What you have to do: State the number of lines in the following data that include the word "header", with no other text.

Stored records:
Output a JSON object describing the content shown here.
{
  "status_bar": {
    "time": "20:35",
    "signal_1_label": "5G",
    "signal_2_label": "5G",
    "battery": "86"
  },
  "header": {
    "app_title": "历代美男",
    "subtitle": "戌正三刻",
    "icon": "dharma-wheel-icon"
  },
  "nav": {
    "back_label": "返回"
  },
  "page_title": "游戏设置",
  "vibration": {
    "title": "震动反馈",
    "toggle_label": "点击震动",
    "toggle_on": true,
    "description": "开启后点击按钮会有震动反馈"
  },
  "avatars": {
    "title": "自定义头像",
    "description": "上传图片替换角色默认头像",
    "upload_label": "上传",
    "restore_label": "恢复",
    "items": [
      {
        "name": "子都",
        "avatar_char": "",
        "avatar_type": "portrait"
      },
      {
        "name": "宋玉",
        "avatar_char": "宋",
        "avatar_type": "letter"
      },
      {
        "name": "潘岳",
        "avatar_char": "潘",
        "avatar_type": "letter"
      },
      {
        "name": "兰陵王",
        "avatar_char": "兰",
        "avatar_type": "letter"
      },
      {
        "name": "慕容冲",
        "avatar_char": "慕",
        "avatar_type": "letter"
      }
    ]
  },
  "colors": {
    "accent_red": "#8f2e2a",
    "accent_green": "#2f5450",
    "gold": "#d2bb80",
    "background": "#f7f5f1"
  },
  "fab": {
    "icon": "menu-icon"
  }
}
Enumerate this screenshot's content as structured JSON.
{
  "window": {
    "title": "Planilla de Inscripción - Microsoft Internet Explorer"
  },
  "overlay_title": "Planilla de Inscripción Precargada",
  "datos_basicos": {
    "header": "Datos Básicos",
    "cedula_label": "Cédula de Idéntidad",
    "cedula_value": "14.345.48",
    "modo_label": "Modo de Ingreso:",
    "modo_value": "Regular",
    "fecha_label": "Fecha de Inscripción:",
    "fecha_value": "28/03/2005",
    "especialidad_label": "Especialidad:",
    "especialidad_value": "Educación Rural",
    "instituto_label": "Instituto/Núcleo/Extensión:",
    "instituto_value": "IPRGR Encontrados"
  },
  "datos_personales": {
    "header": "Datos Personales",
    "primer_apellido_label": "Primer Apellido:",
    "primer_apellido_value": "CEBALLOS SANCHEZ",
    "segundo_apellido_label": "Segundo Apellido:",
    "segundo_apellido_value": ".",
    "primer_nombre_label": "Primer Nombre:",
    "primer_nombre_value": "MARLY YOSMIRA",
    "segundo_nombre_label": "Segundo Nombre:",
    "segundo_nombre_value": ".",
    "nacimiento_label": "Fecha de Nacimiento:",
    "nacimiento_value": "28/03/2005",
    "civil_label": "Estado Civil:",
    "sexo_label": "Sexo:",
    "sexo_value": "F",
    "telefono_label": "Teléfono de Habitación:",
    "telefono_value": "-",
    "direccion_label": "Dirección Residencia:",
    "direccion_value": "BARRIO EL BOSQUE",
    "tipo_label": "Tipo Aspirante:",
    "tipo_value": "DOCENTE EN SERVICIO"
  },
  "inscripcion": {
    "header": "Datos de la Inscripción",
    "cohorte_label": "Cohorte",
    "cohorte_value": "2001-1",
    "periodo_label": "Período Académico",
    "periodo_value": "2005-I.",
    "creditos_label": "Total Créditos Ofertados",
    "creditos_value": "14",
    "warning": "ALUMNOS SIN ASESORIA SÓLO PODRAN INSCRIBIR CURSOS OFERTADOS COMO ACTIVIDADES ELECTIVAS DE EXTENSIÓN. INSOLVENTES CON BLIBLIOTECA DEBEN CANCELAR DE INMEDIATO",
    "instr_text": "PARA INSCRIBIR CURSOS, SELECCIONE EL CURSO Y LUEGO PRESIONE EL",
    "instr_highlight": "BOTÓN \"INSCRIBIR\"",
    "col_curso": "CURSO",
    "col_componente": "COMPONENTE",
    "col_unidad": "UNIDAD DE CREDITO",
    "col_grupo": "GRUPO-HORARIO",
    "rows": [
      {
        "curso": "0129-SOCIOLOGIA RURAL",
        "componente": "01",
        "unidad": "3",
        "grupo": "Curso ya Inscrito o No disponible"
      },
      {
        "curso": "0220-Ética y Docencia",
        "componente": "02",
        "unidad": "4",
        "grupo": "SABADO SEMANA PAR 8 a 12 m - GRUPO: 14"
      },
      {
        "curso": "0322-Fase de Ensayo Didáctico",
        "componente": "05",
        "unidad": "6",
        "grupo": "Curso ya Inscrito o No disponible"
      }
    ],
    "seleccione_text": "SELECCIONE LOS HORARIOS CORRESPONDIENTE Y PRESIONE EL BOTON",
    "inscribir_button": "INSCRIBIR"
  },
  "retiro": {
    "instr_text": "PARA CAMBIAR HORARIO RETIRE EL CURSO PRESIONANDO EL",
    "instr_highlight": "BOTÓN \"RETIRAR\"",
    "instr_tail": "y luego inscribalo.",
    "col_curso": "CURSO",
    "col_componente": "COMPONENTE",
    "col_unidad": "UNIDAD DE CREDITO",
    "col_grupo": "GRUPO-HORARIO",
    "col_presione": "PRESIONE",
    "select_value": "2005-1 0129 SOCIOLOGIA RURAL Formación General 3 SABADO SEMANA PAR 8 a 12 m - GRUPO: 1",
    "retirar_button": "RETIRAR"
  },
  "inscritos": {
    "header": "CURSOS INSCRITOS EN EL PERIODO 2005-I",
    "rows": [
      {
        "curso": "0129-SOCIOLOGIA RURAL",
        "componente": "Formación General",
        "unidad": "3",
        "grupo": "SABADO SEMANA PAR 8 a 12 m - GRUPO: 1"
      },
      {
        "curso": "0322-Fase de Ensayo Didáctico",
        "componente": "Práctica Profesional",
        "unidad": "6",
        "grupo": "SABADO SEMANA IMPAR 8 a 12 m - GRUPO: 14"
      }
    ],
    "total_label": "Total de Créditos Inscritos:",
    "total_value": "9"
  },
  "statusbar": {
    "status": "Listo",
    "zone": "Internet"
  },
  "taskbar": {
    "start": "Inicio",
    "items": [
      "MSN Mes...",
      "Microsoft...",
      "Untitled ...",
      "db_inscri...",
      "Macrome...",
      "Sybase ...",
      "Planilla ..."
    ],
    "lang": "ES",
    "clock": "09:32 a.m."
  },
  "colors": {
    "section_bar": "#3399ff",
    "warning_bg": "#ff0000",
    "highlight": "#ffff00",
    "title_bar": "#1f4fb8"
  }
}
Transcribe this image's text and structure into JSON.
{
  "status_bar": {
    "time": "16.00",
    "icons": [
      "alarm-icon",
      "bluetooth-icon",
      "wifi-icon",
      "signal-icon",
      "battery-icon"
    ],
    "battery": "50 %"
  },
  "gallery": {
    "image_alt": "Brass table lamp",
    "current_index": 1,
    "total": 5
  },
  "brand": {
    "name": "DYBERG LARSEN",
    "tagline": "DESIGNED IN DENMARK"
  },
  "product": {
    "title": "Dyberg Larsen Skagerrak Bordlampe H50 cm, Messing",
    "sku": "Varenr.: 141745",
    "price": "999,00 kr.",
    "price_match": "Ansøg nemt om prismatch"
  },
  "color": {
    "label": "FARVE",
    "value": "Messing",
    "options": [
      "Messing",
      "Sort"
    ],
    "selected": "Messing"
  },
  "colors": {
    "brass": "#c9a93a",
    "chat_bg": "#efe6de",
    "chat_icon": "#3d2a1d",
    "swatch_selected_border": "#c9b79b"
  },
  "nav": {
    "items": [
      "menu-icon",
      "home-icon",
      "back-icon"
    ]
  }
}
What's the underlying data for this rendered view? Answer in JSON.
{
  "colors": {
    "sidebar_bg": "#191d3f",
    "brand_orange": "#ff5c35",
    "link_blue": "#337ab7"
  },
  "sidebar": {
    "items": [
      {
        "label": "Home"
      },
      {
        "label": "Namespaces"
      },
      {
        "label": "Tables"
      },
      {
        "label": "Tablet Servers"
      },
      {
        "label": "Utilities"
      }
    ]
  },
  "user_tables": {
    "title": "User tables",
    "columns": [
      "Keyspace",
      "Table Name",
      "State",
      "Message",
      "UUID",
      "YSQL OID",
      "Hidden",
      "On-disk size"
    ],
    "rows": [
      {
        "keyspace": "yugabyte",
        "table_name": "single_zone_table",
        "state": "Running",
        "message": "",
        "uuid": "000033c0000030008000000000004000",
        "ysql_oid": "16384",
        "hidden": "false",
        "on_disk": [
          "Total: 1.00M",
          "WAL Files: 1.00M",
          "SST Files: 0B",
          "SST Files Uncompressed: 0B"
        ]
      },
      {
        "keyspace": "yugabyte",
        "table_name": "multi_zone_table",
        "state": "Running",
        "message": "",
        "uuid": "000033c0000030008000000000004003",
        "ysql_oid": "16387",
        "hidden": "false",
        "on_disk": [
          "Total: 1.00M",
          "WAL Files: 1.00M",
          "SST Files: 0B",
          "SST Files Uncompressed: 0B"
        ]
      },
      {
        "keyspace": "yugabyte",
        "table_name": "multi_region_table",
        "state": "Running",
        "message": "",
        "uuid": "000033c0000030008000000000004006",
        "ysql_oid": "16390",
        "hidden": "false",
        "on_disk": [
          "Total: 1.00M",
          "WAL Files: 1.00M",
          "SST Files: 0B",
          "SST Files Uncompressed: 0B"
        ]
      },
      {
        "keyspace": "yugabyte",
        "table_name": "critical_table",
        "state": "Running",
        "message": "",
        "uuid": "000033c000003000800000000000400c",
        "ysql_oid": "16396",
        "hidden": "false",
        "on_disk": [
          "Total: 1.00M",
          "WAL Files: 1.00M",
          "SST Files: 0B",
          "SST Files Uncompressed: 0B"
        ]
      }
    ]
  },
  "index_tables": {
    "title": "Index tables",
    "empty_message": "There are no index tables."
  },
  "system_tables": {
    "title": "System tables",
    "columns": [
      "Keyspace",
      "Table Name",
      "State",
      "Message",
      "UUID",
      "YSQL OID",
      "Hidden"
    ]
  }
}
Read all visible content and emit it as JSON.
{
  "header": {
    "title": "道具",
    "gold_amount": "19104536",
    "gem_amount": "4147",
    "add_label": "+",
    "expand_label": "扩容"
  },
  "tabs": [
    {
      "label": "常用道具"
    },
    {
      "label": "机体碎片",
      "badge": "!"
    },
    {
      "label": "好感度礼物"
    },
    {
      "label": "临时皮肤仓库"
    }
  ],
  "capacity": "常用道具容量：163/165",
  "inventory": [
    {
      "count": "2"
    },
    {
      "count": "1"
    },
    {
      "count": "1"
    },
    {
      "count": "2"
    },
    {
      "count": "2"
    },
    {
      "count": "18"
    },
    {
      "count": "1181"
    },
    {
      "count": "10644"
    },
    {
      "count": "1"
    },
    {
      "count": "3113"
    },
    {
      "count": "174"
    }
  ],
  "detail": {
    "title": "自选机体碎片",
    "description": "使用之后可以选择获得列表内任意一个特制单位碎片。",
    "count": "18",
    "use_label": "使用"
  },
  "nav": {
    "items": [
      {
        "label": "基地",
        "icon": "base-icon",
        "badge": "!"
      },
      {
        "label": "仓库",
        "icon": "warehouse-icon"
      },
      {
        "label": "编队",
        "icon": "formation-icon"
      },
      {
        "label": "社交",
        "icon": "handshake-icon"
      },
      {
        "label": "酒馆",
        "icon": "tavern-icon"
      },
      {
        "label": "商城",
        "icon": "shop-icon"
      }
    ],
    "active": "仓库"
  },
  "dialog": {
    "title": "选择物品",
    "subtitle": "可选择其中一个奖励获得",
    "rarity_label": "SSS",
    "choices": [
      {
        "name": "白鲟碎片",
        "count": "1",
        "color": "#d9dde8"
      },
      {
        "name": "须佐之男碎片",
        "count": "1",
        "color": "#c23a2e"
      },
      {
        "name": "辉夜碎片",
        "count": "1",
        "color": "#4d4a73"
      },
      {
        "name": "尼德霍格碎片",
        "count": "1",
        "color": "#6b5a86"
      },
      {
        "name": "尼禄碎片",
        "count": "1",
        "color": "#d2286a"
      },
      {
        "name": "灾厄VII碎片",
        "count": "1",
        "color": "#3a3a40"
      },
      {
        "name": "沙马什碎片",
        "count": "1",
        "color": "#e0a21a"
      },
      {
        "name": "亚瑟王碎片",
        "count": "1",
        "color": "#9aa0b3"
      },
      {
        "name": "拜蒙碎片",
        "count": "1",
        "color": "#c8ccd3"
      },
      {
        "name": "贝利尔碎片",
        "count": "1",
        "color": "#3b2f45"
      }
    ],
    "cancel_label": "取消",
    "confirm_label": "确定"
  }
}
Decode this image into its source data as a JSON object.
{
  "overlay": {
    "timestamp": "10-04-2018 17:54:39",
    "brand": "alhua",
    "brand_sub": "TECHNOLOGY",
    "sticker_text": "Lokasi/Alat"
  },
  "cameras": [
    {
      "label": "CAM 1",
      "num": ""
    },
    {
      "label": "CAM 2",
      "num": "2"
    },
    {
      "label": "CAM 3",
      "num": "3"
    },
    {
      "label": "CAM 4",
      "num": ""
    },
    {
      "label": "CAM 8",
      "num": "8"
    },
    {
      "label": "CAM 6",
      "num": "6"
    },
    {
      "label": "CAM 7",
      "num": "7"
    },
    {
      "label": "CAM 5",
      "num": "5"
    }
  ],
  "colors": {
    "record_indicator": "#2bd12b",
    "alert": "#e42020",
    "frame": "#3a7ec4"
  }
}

Your solution: 6